This past December, while interviewing Juan Carlos López de Lacalle for a future article on Rioja’s best wineries, the iconoclastic owner of Artadi in Rioja Alavesa informed me that his highly respected winery would soon bow out of the Consejo Regulador for the Rioja wine region. On January 4, that’s exactly what Artadi did.
Such a move, on the surface, may seem like a big one. A winery known for making some of the finest wines in Rioja has chosen to forego using the Rioja name in order to operate freely and outside the rules of the region.
Without explicitly saying so, López de Lacalle, in that interview, insinuated that most of the rules set by the Rioja board, which oversees Spain’s second largest wine region after La Mancha, do not benefit or apply to a small-sized, quality-driven winery such as Artadi. According to López de Lacalle, regional regulations are instead geared toward the lowest common denominator: producers of large quantities of uncategorized Rioja wines or basic crianzas.
“Rioja produces [more than 400 million] bottles of wine per year; there are 600 wineries of all types and sizes. The traditional rules governing aging [crianza, reserva and gran reserva] don’t apply to us, and with production six times greater than 20 years ago and increasing every year, it is our belief that Rioja is losing its sense of terroir. The rules are not about precision, which is the opposite of our philosophy,” he said.
According to Juan Carlos López de Lacalle, regional regulations are instead geared toward the lowest common denominator: producers of large quantities of uncategorized Rioja wines or basic crianzas.
Kaboom! That cutting assessment of Rioja’s rules and regs hit like a cruise missile at the headquarters of the regional control board in Logroño. Rather than quietly accept Artadi’s decision, the association that governs the region and promotes Spain’s most renowned denominación de origen fired back, and with force.
“Aside from what [Artadi] may wish to represent, it is surprising that, after having built up a name thanks to both its own efforts and also undoubtedly to it belonging to Rioja, the [region] should suddenly cease to serve its interests,” said the Consejo in a statement. “It is also regrettable that the only justification given be veiled criticisms of a wine region whose success is undeniable.”
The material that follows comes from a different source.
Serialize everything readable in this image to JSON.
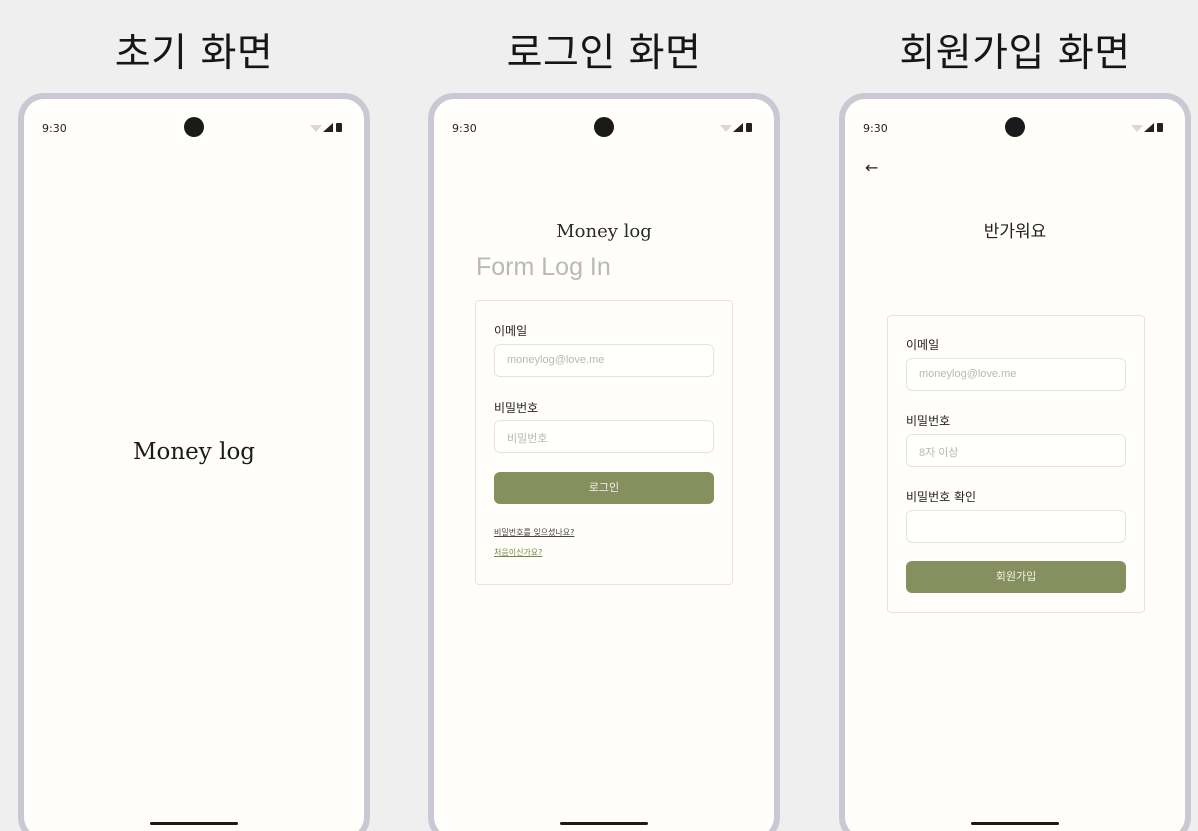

So now Artadi, which López de Lacalle founded in the village of Laguardia in 1985, and whose wines regularly score above 90 points in Wine Enthusiast, will go it alone. Certainly there is risk involved in what Artadi is doing; Rioja is an iconic wine region, both in Spain and on the global scale. Being able to put “Rioja” on the label of one’s wines would seem beneficial. But going forward, wines that cost between $100 and $300 a bottle—like La Poza de Ballesteros, El Carretil and Viña El Pison—will be known simply as Vino de Mesa Español, or “Spanish Table Wine.”
Personally, I don’t think this move will have impact on Artadi’s sales one way or the other. Artadi is not a winery that relies on volume to be profitable. Those who know Artadi’s wines and are not scared off by their prices will continue to enjoy López de Lacalle’s silky, delicious interpretations of Tempranillo regardless of what region they represent. Besides, in recent years we have seen Bodega Mustiguillo and Raventós i Blanc, top-shelf wineries in Utiel-Requena and the patchwork Cava D.O., respectively, do the same thing as Artadi has done, with seemingly no ill effects.
But I do find it a bit sad that one of my favorite wineries in Spain will no longer technically be a Rioja, even if that’s where the grapes are grown and the wines are made. What’s in a name? Soon we will find out.